Daily Herald Media
Wausau School District teachers and other educators physically restrained or put students in seclusion or both 408 times in the 2012-13 school year.
It’s an eye-popping number and means that an educator used physical force on a child or isolated a student in Wausau’s public schools an average of about two times each day during the school year. Grabbing and holding a child or putting a child in a place apart from other students are actions of last resort, but those students were a danger to themselves or other students and had to be restrained, district officials said.
The number also is stark because it is the first time it has officially been compiled, and it’s impossible to determine whether the school district is using force on students more or less over a period of time. The district is ahead of neighboring school districts in its reporting of seclusion and restraint incidents, so the Wausau numbers cannot yet be compared with neighboring districts.
The Wausau School District is the first large district in north central Wisconsin to complete a new seclusion and restraint report, required of all Wisconsin public school districts. A state law that went into effect Sept. 1 requires all districts to compile annual reports that detail the numbers and circumstances of each seclusion and restraint incident.

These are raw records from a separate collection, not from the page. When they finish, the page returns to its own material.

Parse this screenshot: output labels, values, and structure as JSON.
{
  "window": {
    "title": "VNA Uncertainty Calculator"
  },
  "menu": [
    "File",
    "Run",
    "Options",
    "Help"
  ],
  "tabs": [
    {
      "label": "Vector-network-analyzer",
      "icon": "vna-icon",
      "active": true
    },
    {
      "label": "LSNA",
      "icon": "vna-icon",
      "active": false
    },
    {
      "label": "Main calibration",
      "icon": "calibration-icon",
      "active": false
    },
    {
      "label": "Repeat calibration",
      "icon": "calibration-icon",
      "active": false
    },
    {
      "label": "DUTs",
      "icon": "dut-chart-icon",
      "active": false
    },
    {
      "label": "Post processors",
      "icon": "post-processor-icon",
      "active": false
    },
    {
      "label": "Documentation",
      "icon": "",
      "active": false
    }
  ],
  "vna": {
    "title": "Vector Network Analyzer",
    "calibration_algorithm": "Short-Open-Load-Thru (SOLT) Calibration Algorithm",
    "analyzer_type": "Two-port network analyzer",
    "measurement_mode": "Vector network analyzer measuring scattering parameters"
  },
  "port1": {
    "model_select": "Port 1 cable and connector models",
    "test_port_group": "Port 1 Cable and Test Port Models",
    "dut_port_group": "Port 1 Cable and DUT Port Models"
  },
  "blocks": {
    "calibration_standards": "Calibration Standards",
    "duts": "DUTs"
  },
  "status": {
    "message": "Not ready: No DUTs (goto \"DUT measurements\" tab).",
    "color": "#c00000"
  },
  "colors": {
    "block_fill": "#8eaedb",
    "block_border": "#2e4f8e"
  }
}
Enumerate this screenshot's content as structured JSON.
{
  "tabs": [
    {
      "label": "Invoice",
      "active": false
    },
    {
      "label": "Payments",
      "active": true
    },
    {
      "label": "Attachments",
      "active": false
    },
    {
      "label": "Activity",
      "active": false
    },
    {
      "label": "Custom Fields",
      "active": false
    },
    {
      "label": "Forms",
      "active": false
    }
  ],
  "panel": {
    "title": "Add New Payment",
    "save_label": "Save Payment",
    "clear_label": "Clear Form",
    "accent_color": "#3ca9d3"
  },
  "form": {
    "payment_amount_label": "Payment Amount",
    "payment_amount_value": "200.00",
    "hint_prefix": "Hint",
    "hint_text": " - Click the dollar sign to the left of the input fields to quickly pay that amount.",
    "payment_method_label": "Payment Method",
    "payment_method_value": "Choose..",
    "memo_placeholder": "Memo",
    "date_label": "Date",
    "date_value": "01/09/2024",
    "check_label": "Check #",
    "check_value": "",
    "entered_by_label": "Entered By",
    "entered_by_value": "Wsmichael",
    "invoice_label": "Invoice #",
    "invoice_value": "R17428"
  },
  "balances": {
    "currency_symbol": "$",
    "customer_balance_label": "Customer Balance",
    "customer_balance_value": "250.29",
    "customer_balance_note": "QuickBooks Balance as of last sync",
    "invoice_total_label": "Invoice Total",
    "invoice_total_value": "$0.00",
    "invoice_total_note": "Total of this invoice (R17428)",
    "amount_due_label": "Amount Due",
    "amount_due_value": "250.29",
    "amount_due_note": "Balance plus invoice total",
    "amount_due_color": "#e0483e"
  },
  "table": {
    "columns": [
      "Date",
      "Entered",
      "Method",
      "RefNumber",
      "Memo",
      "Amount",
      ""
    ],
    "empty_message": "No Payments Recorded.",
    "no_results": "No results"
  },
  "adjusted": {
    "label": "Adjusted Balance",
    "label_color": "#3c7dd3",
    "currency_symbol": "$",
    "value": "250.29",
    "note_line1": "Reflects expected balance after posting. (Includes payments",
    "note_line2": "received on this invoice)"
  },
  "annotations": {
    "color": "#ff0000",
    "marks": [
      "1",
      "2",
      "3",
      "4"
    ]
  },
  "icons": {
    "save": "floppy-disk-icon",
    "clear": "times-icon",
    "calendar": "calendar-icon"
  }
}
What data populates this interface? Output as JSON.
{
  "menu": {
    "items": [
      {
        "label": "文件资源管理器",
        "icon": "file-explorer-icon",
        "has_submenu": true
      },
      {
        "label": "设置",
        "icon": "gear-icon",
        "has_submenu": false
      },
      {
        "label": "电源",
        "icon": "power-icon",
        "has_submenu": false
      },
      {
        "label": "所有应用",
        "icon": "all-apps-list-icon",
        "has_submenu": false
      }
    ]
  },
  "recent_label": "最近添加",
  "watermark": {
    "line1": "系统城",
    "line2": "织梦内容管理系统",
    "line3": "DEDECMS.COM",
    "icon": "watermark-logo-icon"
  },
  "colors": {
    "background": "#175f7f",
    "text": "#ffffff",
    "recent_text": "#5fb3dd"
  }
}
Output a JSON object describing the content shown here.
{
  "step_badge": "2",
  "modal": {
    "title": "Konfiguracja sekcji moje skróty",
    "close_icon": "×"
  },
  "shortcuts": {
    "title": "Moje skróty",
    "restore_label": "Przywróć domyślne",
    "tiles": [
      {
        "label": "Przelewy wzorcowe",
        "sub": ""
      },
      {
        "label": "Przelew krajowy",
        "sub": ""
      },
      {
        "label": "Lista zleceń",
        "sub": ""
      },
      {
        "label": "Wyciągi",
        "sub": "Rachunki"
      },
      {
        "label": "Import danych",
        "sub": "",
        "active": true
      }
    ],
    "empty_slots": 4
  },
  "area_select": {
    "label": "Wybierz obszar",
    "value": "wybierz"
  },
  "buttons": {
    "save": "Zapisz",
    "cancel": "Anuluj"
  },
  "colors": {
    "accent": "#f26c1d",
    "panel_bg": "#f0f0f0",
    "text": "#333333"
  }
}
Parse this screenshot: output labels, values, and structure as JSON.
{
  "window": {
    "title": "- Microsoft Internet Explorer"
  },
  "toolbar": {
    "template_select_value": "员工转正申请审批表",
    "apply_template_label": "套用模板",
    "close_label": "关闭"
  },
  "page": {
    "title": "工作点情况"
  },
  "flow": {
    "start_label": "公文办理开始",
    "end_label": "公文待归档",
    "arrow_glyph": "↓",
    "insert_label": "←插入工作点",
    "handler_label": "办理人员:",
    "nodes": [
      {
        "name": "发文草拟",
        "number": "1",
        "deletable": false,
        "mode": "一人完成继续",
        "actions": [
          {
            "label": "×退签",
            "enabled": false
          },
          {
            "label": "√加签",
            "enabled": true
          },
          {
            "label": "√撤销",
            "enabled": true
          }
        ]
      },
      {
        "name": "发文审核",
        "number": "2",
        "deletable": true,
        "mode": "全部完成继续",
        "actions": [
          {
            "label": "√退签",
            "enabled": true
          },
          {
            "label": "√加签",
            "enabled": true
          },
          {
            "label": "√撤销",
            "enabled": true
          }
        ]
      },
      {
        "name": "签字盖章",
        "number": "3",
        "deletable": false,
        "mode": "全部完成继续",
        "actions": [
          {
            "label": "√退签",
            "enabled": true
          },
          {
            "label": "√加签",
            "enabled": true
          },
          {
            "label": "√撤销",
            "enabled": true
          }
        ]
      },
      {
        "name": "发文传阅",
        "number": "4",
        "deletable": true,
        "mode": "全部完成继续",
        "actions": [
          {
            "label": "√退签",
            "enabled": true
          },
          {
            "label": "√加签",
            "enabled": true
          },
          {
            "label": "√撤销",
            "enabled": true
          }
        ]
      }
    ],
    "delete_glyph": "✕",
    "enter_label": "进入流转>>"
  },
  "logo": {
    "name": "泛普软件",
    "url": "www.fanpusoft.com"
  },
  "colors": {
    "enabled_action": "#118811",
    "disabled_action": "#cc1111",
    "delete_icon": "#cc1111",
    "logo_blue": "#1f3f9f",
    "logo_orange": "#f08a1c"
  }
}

The report for the 2012-13 school year is required to be filed with the Department of Public Instruction by Sept. 1. Administrators for the Mosinee, Merrill and D.C. Everest school districts say they are compiling their reports and numbers won’t be available for a few weeks.
The vast majority of the Wausau School District’s incidents of seclusion and/or restraint occurred with elementary-age students with a variety of disabilities, said Tammy Nyen, the district’s director of special education. The report shows only 63 students were involved in the 408 incidents and 50 of those students received special education services.
“A lot of these incidents were tied to mental illness, tied to so many things,” Nyen said. “Some students have disabilities in which they have a limited understanding of safety and the safety issues in their environment. They may pose a threat to themselves.”
Nyen, who helped form the law through her involvement with the Wisconsin Council of Administrators of Special Services, said the new regulations were forged over a few years. The end result is a law that pulls a cloak away from a part of education that largely had been hidden from the general public.
“This law protects the kids, protects schools, protects the parents and the teachers,” Nyen said.
Wausau School District seclusion and restraintBy the numbers
408 — The total number of seclusion, restraint or both incidents in the Wausau School District during the 2012-13 school year.
63 — The number of students subject to seclusion, restraint or both.
50 — The number of those students who received special education services.
40 — The number of incidents with students who were of middle school or high school age.
368 — The number of incidents with students of prekindergarten and elementary age.
Source: Wausau School District
“Too many kids were being subject to seclusion and restraint,” said Monica Murphy, an attorney with Disability Rights Wisconsin. “We reported on one little girl who was restrained after blowing bubbles in her milk, and she died in the restraint (because she couldn’t breathe). That’s one of the more tragic stories.”
One important factor of the law is that it requires schools to notify parents of an incident within a day of the incident, Murphy said. Before the law, some districts did not inform parents when a child was restrained.
“Parents had no ability to try and stop it from happening,” she said. “Parents need to know what’s going on.”
Murphy said her agency and others will use the reports to see how school districts across the state respond to the new law.
“I think it raises consciousness,” Murphy said. “(But) I don’t think the numbers are a sufficient basis. ... You do have to dig a little deeper. I don’t think the numbers alone will tell the whole stories.”
The law also stipulates that no school staff member can use seclusion or restraint unless he or she has received training on methods preventing the need for restraint, instruction and description of the behavior of the student and how to use restraint. How students can be secluded is detailed as well.
Nyen said the Wausau School District has taken a “cautious” approach to reporting, meaning that she would rather see teachers over-report incidents than under-report. For instance, if a student is pulling his hair out and a teacher physically stops him, Nyen wants that teacher to fill out an incident report. Other examples include stopping a student from running into a parking lot after school, or pulling apart two students who are fighting.
“We want to make sure that we are following the law,” Nyen said. “We want to make sure we’re keeping students safe, and offering what we can for students. We need to educate staff, educate families to do whatever we can to ensure students’ success.”